Clinical relevance and antimicrobial susceptibility profile of the unknown human pathogen <em>Corynebacterium aurimucosum</em>

J Med Microbiol. 2021 Mar 18. doi: 10.1099/jmm.0.001334. Online ahead of print.

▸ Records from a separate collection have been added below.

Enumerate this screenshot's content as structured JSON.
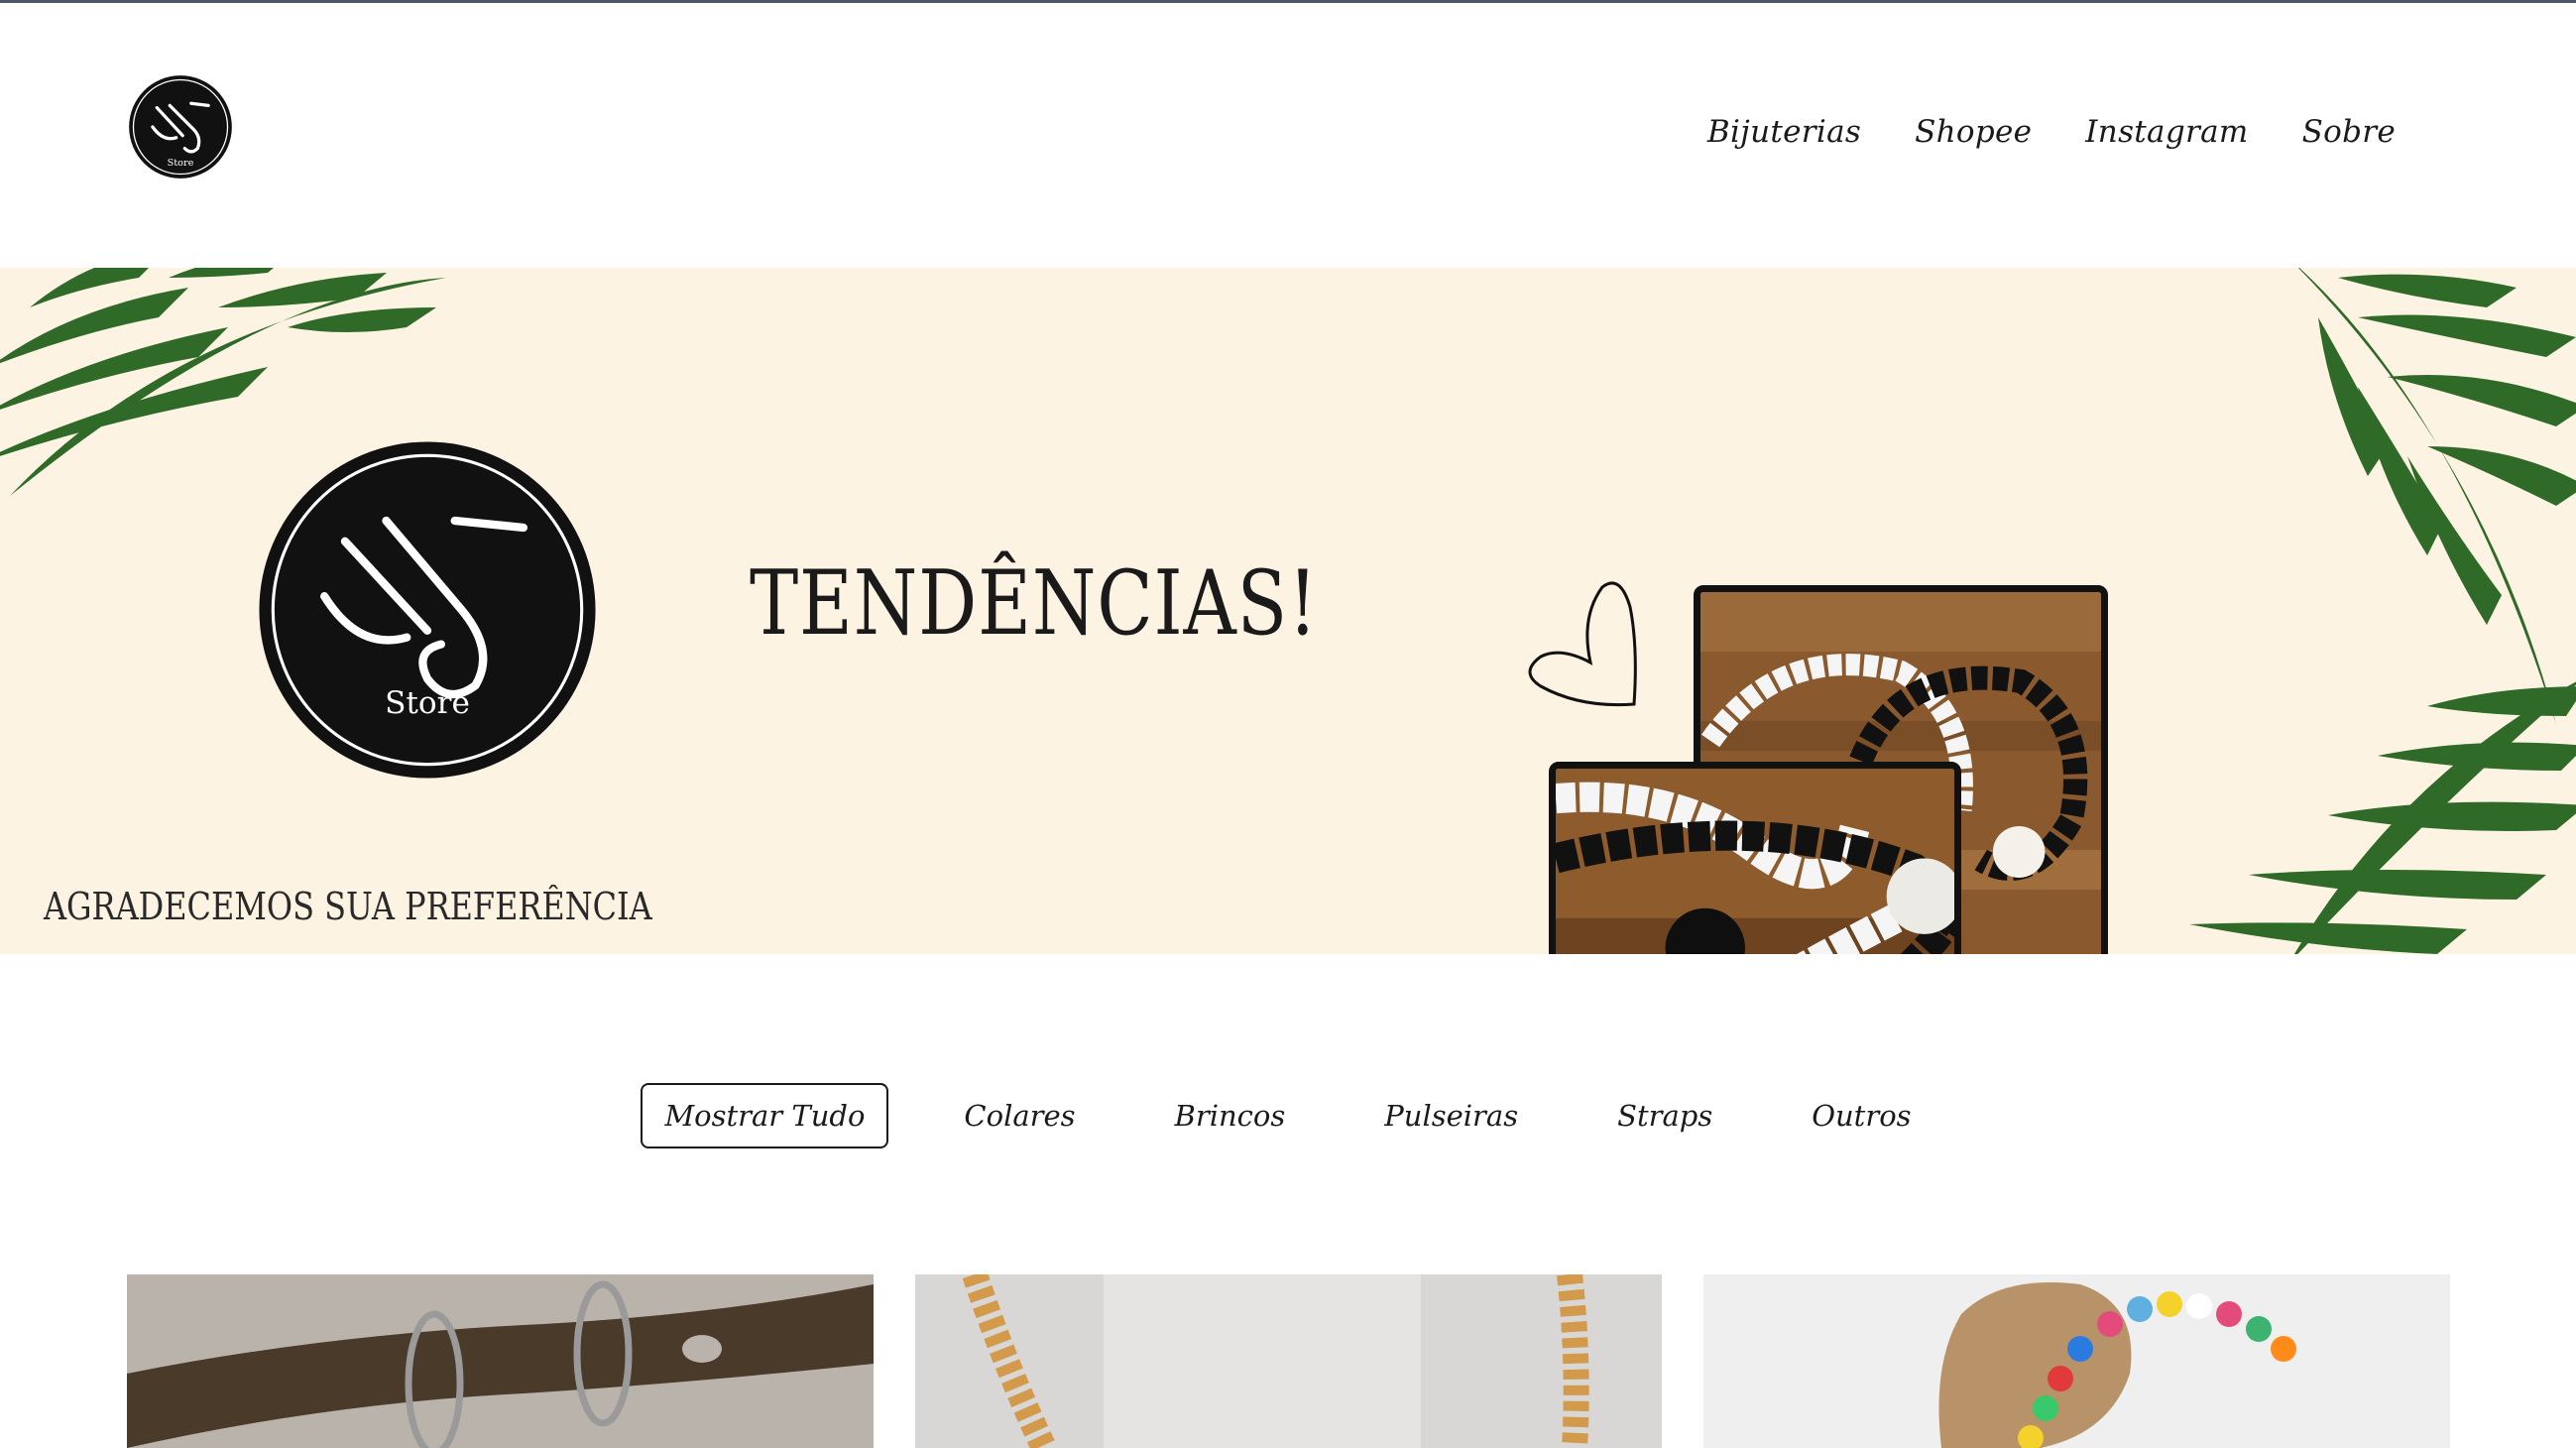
{
  "brand": {
    "logo_initials": "LJ",
    "logo_store": "Store"
  },
  "nav": {
    "items": [
      {
        "label": "Bijuterias"
      },
      {
        "label": "Shopee"
      },
      {
        "label": "Instagram"
      },
      {
        "label": "Sobre"
      }
    ]
  },
  "banner": {
    "title": "TENDÊNCIAS!",
    "subtitle": "AGRADECEMOS SUA PREFERÊNCIA"
  },
  "filters": {
    "active": "Mostrar Tudo",
    "items": [
      {
        "label": "Mostrar Tudo"
      },
      {
        "label": "Colares"
      },
      {
        "label": "Brincos"
      },
      {
        "label": "Pulseiras"
      },
      {
        "label": "Straps"
      },
      {
        "label": "Outros"
      }
    ]
  },
  "colors": {
    "banner_bg": "#fcf3e3",
    "leaf": "#2f6a28",
    "text": "#1a1a1a"
  },
  "icons": [
    "lj-store-logo",
    "palm-leaf",
    "heart-outline"
  ]
}
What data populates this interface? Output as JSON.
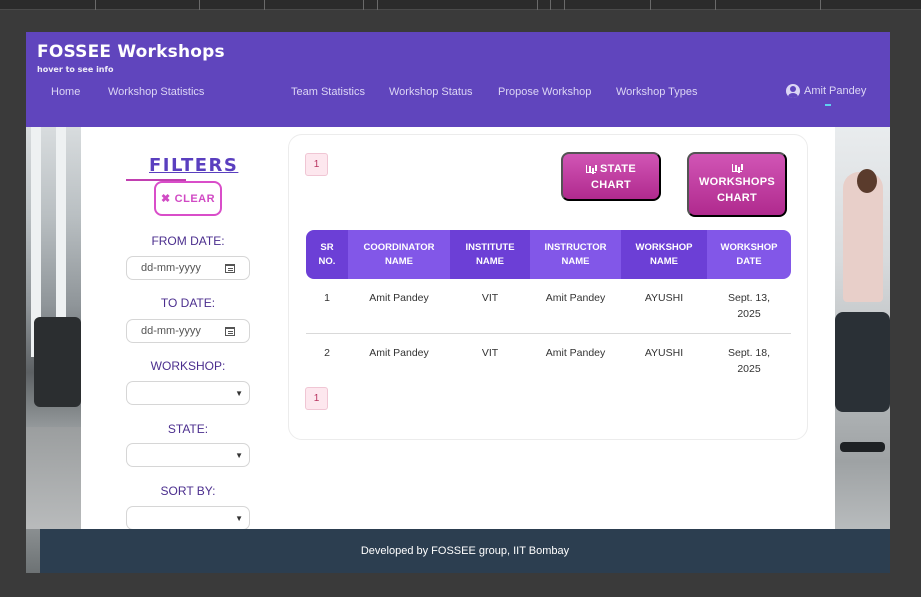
{
  "navbar": {
    "brand": "FOSSEE Workshops",
    "subtitle": "hover to see info",
    "links": [
      "Home",
      "Workshop Statistics",
      "Team Statistics",
      "Workshop Status",
      "Propose Workshop",
      "Workshop Types"
    ],
    "user": "Amit Pandey"
  },
  "filters": {
    "title": "FILTERS",
    "clear_label": "CLEAR",
    "from_date_label": "FROM DATE:",
    "from_date_placeholder": "dd-mm-yyyy",
    "to_date_label": "TO DATE:",
    "to_date_placeholder": "dd-mm-yyyy",
    "workshop_label": "WORKSHOP:",
    "state_label": "STATE:",
    "sort_label": "SORT BY:"
  },
  "pagination": {
    "current_page": "1"
  },
  "buttons": {
    "state_chart": [
      "STATE",
      "CHART"
    ],
    "workshops_chart": [
      "WORKSHOPS",
      "CHART"
    ]
  },
  "table": {
    "headers": [
      [
        "SR",
        "NO."
      ],
      [
        "COORDINATOR",
        "NAME"
      ],
      [
        "INSTITUTE",
        "NAME"
      ],
      [
        "INSTRUCTOR",
        "NAME"
      ],
      [
        "WORKSHOP",
        "NAME"
      ],
      [
        "WORKSHOP",
        "DATE"
      ]
    ],
    "rows": [
      {
        "sr": "1",
        "coordinator": "Amit Pandey",
        "institute": "VIT",
        "instructor": "Amit Pandey",
        "workshop": "AYUSHI",
        "date_line1": "Sept. 13,",
        "date_line2": "2025"
      },
      {
        "sr": "2",
        "coordinator": "Amit Pandey",
        "institute": "VIT",
        "instructor": "Amit Pandey",
        "workshop": "AYUSHI",
        "date_line1": "Sept. 18,",
        "date_line2": "2025"
      }
    ]
  },
  "footer": {
    "text": "Developed by FOSSEE group, IIT Bombay"
  },
  "colors": {
    "navbar": "#6045bd",
    "accent_pink": "#d14ac4",
    "footer": "#2c3e50",
    "header_dark": "#6c3fd6",
    "header_light": "#8257e8"
  },
  "icons": [
    "user-circle-icon",
    "close-icon",
    "calendar-icon",
    "chevron-down-icon",
    "bar-chart-icon"
  ]
}
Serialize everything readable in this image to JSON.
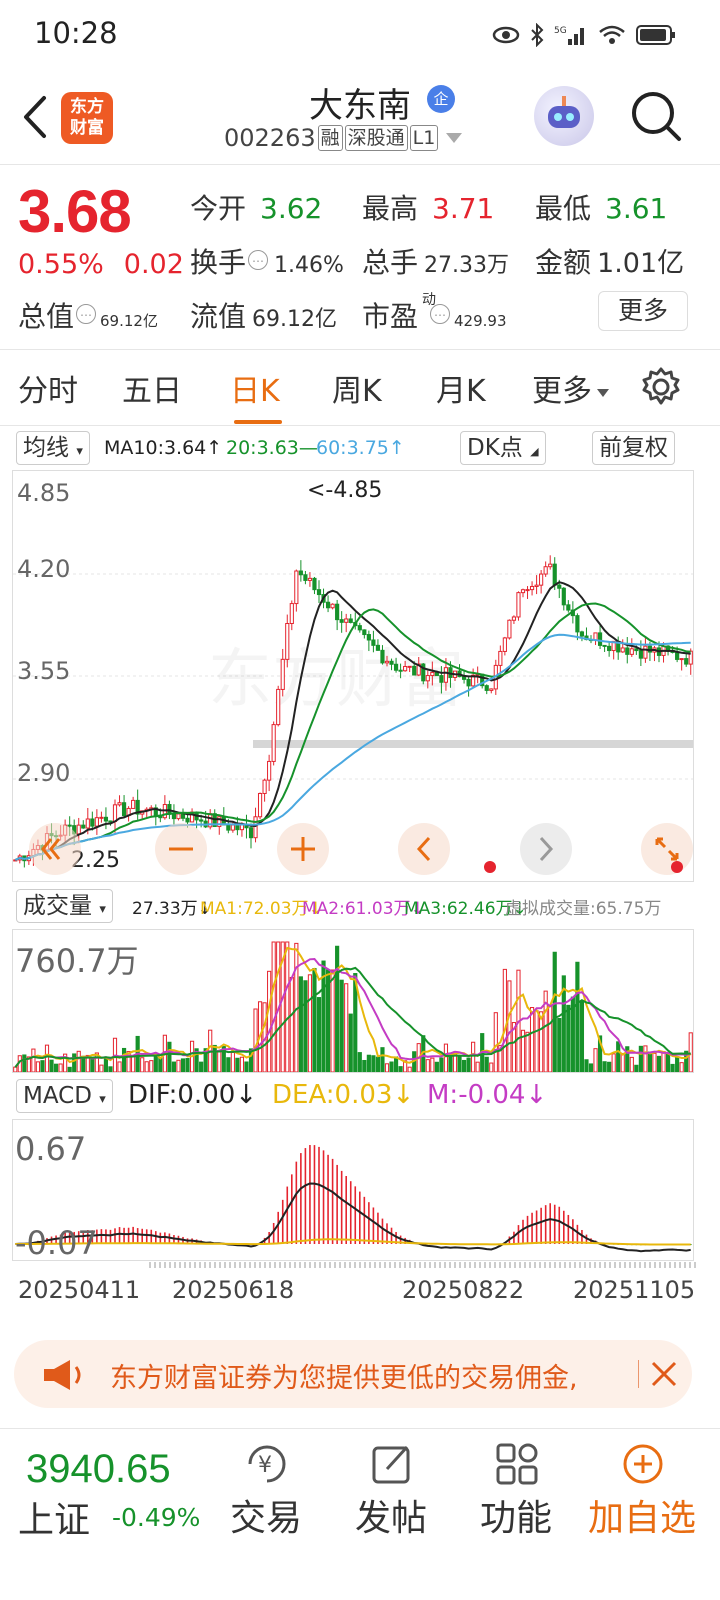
{
  "status": {
    "time": "10:28",
    "signal_label": "5G"
  },
  "header": {
    "logo_text_1": "东方",
    "logo_text_2": "财富",
    "stock_name": "大东南",
    "badge": "企",
    "stock_code": "002263",
    "tags": [
      "融",
      "深股通",
      "L1"
    ]
  },
  "quote": {
    "price": "3.68",
    "change_pct": "0.55%",
    "change_abs": "0.02",
    "open_label": "今开",
    "open": "3.62",
    "high_label": "最高",
    "high": "3.71",
    "low_label": "最低",
    "low": "3.61",
    "turnover_label": "换手",
    "turnover": "1.46%",
    "volume_label": "总手",
    "volume": "27.33万",
    "amount_label": "金额",
    "amount": "1.01亿",
    "total_value_label": "总值",
    "total_value": "69.12亿",
    "float_value_label": "流值",
    "float_value": "69.12亿",
    "pe_label": "市盈",
    "pe_sup": "动",
    "pe": "429.93",
    "more": "更多"
  },
  "tabs": [
    "分时",
    "五日",
    "日K",
    "周K",
    "月K",
    "更多"
  ],
  "active_tab": "日K",
  "ma_bar": {
    "selector": "均线",
    "ma10": "MA10:3.64",
    "ma20": "20:3.63",
    "ma60": "60:3.75",
    "dk": "DK点",
    "adjust": "前复权"
  },
  "kline": {
    "y_labels": [
      "4.85",
      "4.20",
      "3.55",
      "2.90"
    ],
    "max_marker": "<-4.85",
    "min_marker": "2.25",
    "watermark": "东方财富",
    "controls": [
      "collapse-left",
      "minus",
      "plus",
      "prev",
      "next",
      "fullscreen"
    ]
  },
  "volume_bar": {
    "selector": "成交量",
    "current": "27.33万",
    "ma1": "MA1:72.03万",
    "ma2": "MA2:61.03万",
    "ma3": "MA3:62.46万",
    "virtual": "虚拟成交量:65.75万",
    "y_label": "760.7万"
  },
  "macd_bar": {
    "selector": "MACD",
    "dif": "DIF:0.00",
    "dea": "DEA:0.03",
    "m": "M:-0.04",
    "y_top": "0.67",
    "y_bottom": "-0.07"
  },
  "dates": [
    "20250411",
    "20250618",
    "20250822",
    "20251105"
  ],
  "promo": {
    "text": "东方财富证券为您提供更低的交易佣金,"
  },
  "bottom": {
    "index_value": "3940.65",
    "index_name": "上证",
    "index_change": "-0.49%",
    "nav": [
      "交易",
      "发帖",
      "功能",
      "加自选"
    ],
    "trade_icon_glyph": "¥"
  },
  "colors": {
    "up": "#e5242e",
    "down": "#16922b",
    "accent": "#e86d12",
    "ma10": "#222222",
    "ma20": "#16922b",
    "ma60": "#4aa8e0"
  }
}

Introduction. Even though Corynebacterium aurimucosum has been described in 2002, this species has long been underestimated due to the unreliability of conventional identification methods and only a few cases of infections have been reported.Hypothesis/Gap Statement. Little is known about clinical significance and antimicrobial susceptibility profile of this uncommon species.Aim. To evaluate the clinical relevance of C. aurimucosum and its antimicrobial susceptibility profile.Methodology. All C. aurimucosum isolates, collected from 2010 to 2019 in 10 French university hospitals, were retrospectively included. Demographic, clinical and microbiological data were collected for all cases. Antimicrobial susceptibility testing was performed according to the 2019 EUCAST guidelines.Results. Fifty-seven clinical isolates of C. aurimucosum were collected in 57 patients (median age, 65.8 years; male/female sex ratio, 1.1), mostly from urine (28 %), blood culture (28 %) and bone/synovial fluid (19 %) samples. Of them, 14 cases of infection were confirmed, mainly bone and joint infections (50 %) followed by urinary tract infections (UTIs) (21 %), bacteremia (14 %), skin and soft-tissue infections (14 %). C. aurimucosum was recovered in pure culture in 36 % of cases (UTIs and bacteremia) while mixed cultures were observed for other infections. By testing 52 clinical isolates in vitro, this species appeared to be fully susceptible to linezolid and vancomycin while most isolates (>80 %) were susceptible to amoxicillin (MIC90, 2 µg ml-1), gentamicin, tetracycline and rifampicin. Both cefotaxime and ciprofloxacin seemed to have a limited activity (ca. 50 % of susceptible strains). The MIC distribution for ciprofloxacin showed a bimodal profile with a population of highly-resistant strains with MICs >2 µg ml-1. Most isolates (>90 %) were categorized as resistant to penicillin G and clindamycin.Conclusion. C. aurimucosum should be considered as an actual opportunistic pathogen, and treatment with amoxicillin, vancomycin or linezolid should be preferred.

PMID:33734955 | DOI:10.1099/jmm.0.001334